### Provided data

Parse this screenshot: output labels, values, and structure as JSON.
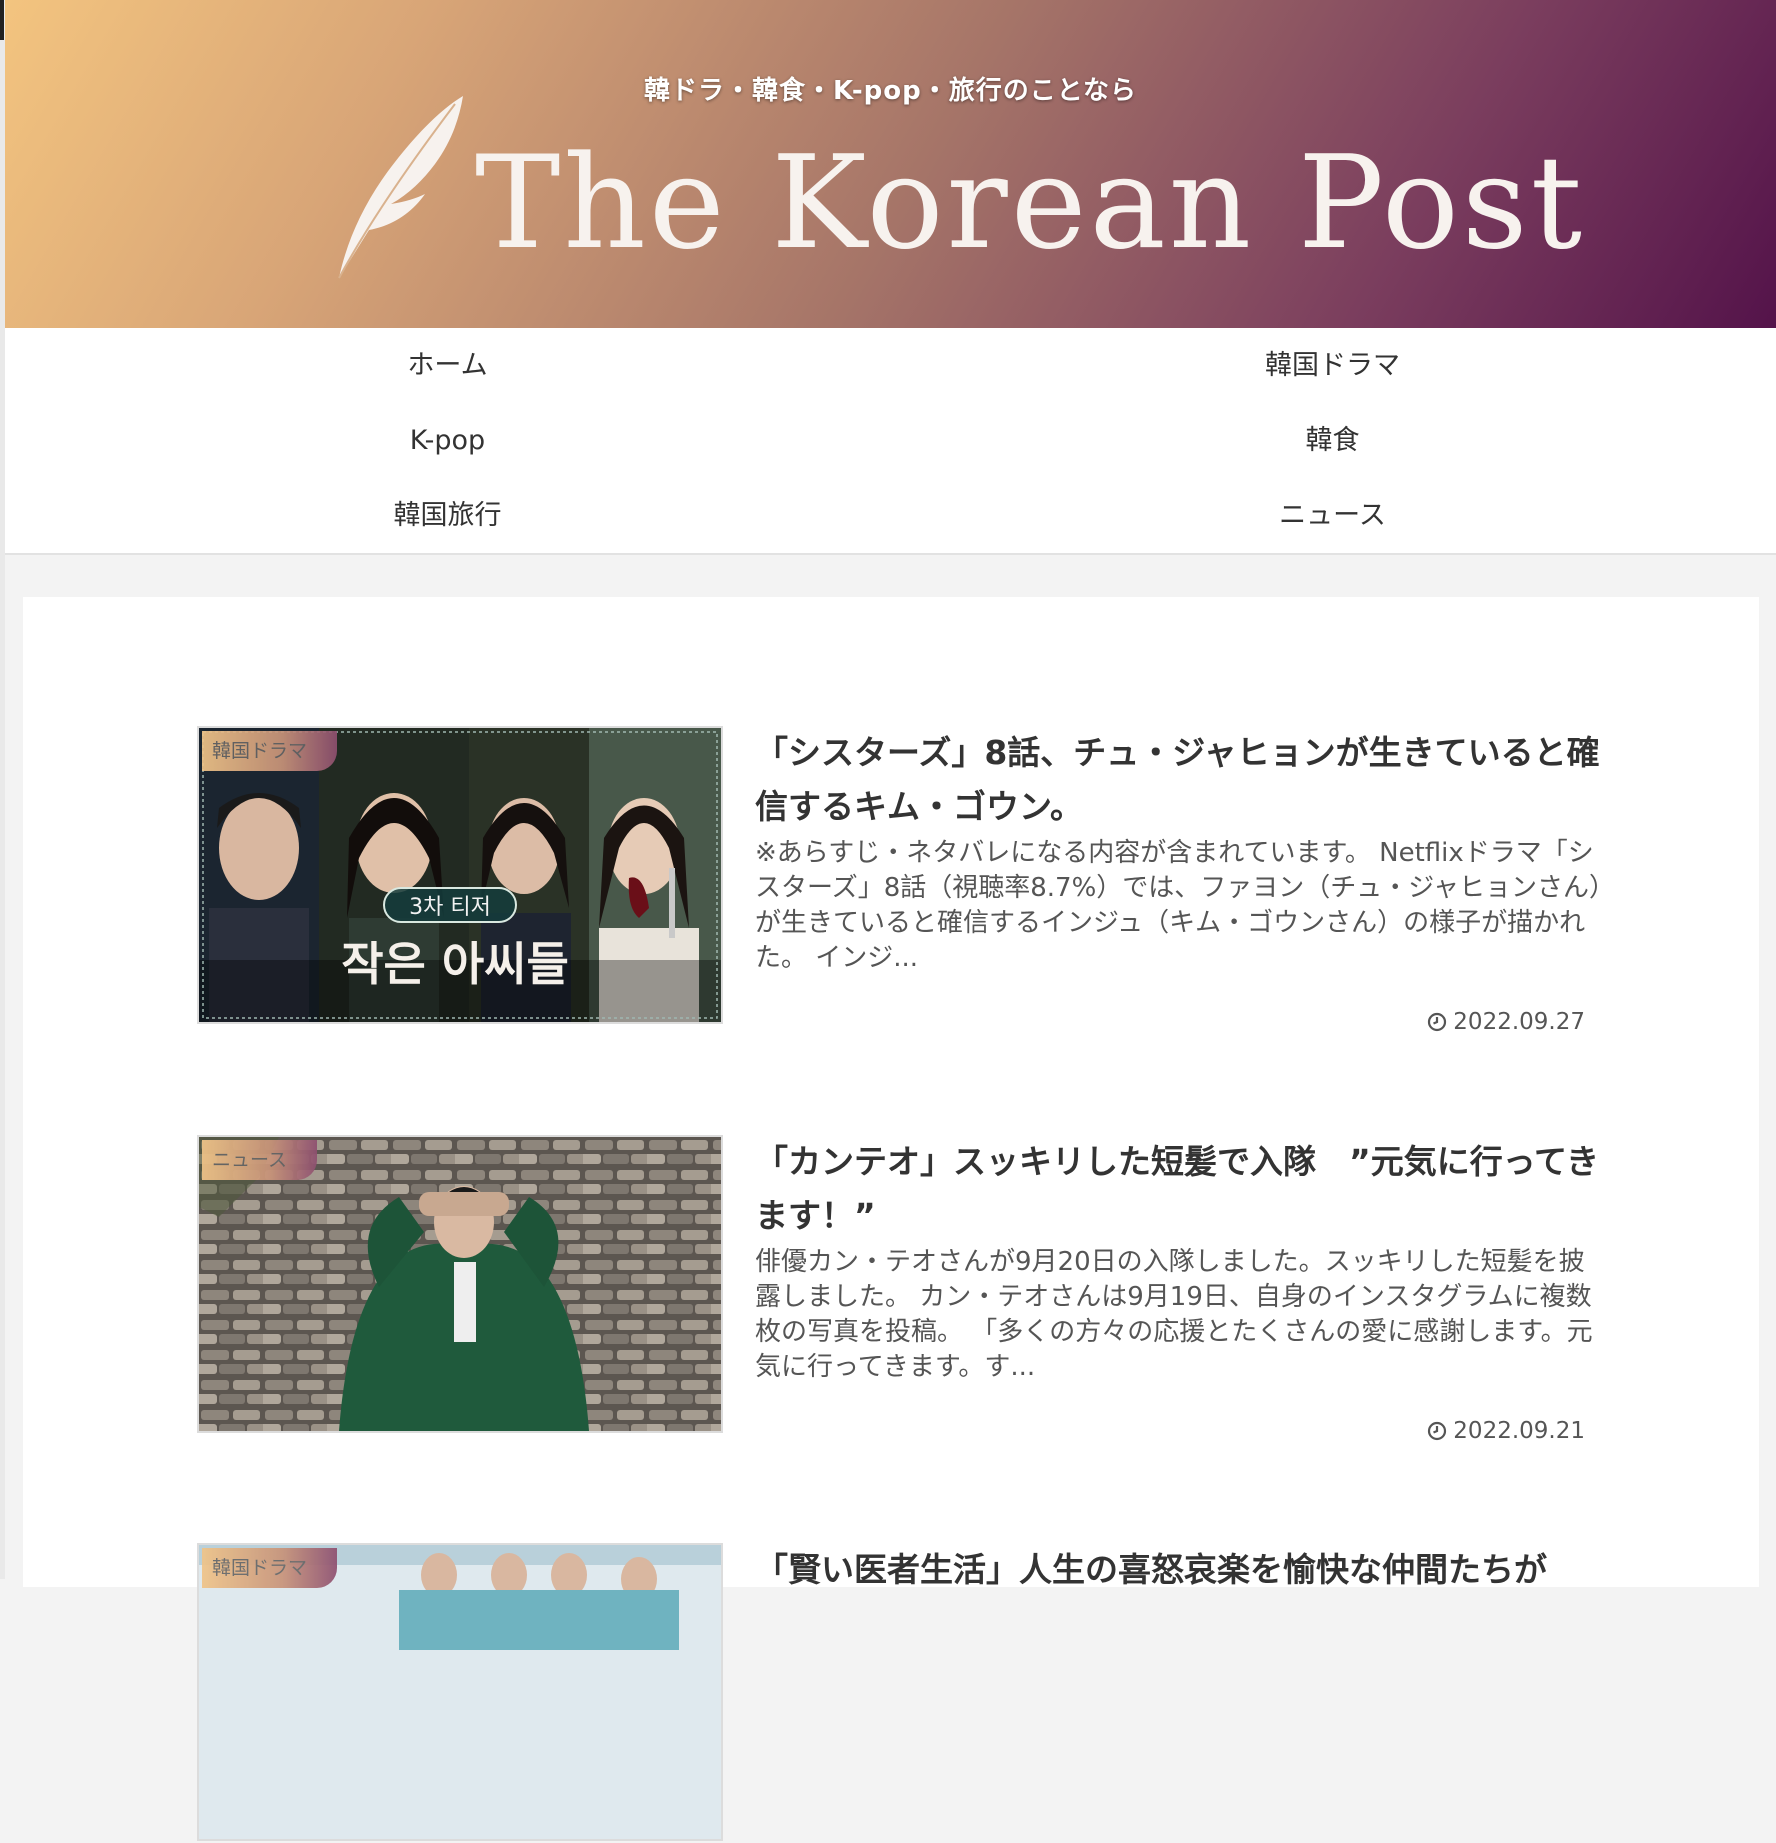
{
  "site": {
    "tagline": "韓ドラ・韓食・K-pop・旅行のことなら",
    "logo_text": "The Korean Post",
    "gradient_colors": [
      "#f3c47f",
      "#a57468",
      "#54134a"
    ]
  },
  "nav": {
    "items": [
      {
        "label": "ホーム"
      },
      {
        "label": "韓国ドラマ"
      },
      {
        "label": "K-pop"
      },
      {
        "label": "韓食"
      },
      {
        "label": "韓国旅行"
      },
      {
        "label": "ニュース"
      }
    ]
  },
  "posts": [
    {
      "category": "韓国ドラマ",
      "title": "「シスターズ」8話、チュ・ジャヒョンが生きていると確信するキム・ゴウン。",
      "snippet": "※あらすじ・ネタバレになる内容が含まれています。 Netflixドラマ「シスターズ」8話（視聴率8.7%）では、ファヨン（チュ・ジャヒョンさん）が生きていると確信するインジュ（キム・ゴウンさん）の様子が描かれた。 インジ...",
      "date": "2022.09.27",
      "thumb_badge": "3차 티저",
      "thumb_title": "작은 아씨들"
    },
    {
      "category": "ニュース",
      "title": "「カンテオ」スッキリした短髪で入隊　”元気に行ってきます！”",
      "snippet": "俳優カン・テオさんが9月20日の入隊しました。スッキリした短髪を披露しました。 カン・テオさんは9月19日、自身のインスタグラムに複数枚の写真を投稿。 「多くの方々の応援とたくさんの愛に感謝します。元気に行ってきます。す...",
      "date": "2022.09.21"
    },
    {
      "category": "韓国ドラマ",
      "title": "「賢い医者生活」人生の喜怒哀楽を愉快な仲間たちが"
    }
  ],
  "icons": {
    "date_icon": "clock-icon",
    "logo_icon": "feather-icon"
  }
}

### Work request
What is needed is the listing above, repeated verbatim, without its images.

### Solution for this exercise
Parse this screenshot: output labels, values, and structure as JSON.
{
  "site": {
    "tagline": "韓ドラ・韓食・K-pop・旅行のことなら",
    "logo_text": "The Korean Post",
    "gradient_colors": [
      "#f3c47f",
      "#a57468",
      "#54134a"
    ]
  },
  "nav": {
    "items": [
      {
        "label": "ホーム"
      },
      {
        "label": "韓国ドラマ"
      },
      {
        "label": "K-pop"
      },
      {
        "label": "韓食"
      },
      {
        "label": "韓国旅行"
      },
      {
        "label": "ニュース"
      }
    ]
  },
  "posts": [
    {
      "category": "韓国ドラマ",
      "title": "「シスターズ」8話、チュ・ジャヒョンが生きていると確信するキム・ゴウン。",
      "snippet": "※あらすじ・ネタバレになる内容が含まれています。 Netflixドラマ「シスターズ」8話（視聴率8.7%）では、ファヨン（チュ・ジャヒョンさん）が生きていると確信するインジュ（キム・ゴウンさん）の様子が描かれた。 インジ...",
      "date": "2022.09.27",
      "thumb_badge": "3차 티저",
      "thumb_title": "작은 아씨들"
    },
    {
      "category": "ニュース",
      "title": "「カンテオ」スッキリした短髪で入隊　”元気に行ってきます！”",
      "snippet": "俳優カン・テオさんが9月20日の入隊しました。スッキリした短髪を披露しました。 カン・テオさんは9月19日、自身のインスタグラムに複数枚の写真を投稿。 「多くの方々の応援とたくさんの愛に感謝します。元気に行ってきます。す...",
      "date": "2022.09.21"
    },
    {
      "category": "韓国ドラマ",
      "title": "「賢い医者生活」人生の喜怒哀楽を愉快な仲間たちが"
    }
  ],
  "icons": {
    "date_icon": "clock-icon",
    "logo_icon": "feather-icon"
  }
}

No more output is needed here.